Robert Watts, a professor of English and Philosophy at Drexel University, thinks so. In this piece he reflects on the fashion statements made by all the “frumpy” looking graduate students who taught him in college:
The graduate students who taught me wore old, faded jeans or frumpy, wrinkled corduroys. They donned tennis shoes of the sort worn by junior high students, only theirs were dirtier and scruffier. The women, as I recall, dressed better than the men, though only slightly so. Of all the graduate students who taught me, I recall only one — a woman who taught Introductory French — who looked good. She wore elegant blouses, pressed skirts, and polished pumps. I was surprised when I learned she was not a tenured faculty member. Her clothes spelled seniority.
These graduate students, I was convinced, were making a statement through their frumpy outfits, but what was that statement? Was it that highly educated people have to dress ugly? That the world was full of ugly and that my classmates and I needed to face that fact? Or was it that my fate in life would be controlled by ugly? In the end, I had to face a question of my own: Did I have to look like them when I grow up?
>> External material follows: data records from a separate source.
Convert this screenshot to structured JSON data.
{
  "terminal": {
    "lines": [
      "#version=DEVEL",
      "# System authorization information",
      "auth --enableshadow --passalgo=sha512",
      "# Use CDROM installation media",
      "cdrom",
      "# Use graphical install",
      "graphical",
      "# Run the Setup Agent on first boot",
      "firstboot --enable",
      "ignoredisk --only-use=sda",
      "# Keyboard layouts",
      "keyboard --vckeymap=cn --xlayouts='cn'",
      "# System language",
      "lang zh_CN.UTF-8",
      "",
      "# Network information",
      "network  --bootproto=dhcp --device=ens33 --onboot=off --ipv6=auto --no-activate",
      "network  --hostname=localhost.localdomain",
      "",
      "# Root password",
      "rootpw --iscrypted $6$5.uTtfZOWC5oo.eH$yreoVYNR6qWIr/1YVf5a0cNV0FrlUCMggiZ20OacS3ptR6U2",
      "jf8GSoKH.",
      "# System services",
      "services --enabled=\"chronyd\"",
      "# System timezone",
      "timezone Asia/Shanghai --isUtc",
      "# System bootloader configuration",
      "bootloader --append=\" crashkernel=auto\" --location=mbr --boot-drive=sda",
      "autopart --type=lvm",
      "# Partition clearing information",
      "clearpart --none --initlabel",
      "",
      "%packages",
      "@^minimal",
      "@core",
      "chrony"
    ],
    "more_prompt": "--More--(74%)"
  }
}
When Watts became a professor, he found himself descending “into the same frumpiness” as the graduate students who taught him, but he eventually had a change of heart and now wears a suit to work. (And no, it does not appear that he has become an administrator). Read all about his transformation here.
A few years ago I was chatting about faculty fashion with some recent graduates of the Messiah College history department. One of them described my choice of clothes as “the uniform.” I knew exactly what he meant. I tend to be pretty predictable in what I wear. My “uniform” consists of a pair of khaki pants, a button-down shirt, and a pair of sensible brown loafers. On days when I am in the office, but do not have a class to teach, I usually wear jeans with my button-down shirt and sensible brown loafers.
I don’t like ties and I only wear suits or sport coats on very, very rare occasions.
I remember a conversation I had about a decade ago with a friend and colleague who wore a bow tie and sport jacket every day to class. He said that he dressed this way because he took a very casual and friendly approach in his classroom and liked to “hang out” with his students after class. The bow tie and jacket, he claimed, was a way of keeping some professional distance between him and his students. (By this logic, professors who teach with an air of authority or do not “hang out” with their students can wear jeans, a t-shirt, and an old pair of Chuck Taylors to class). Whatever the case, I thought it strange that my colleague had devoted so much time to his wardrobe philosophy.
But Watt’s article raises an interesting question. Why do humanities professors tend to dress so frumpy and ragged? What kind of statement are they trying to make?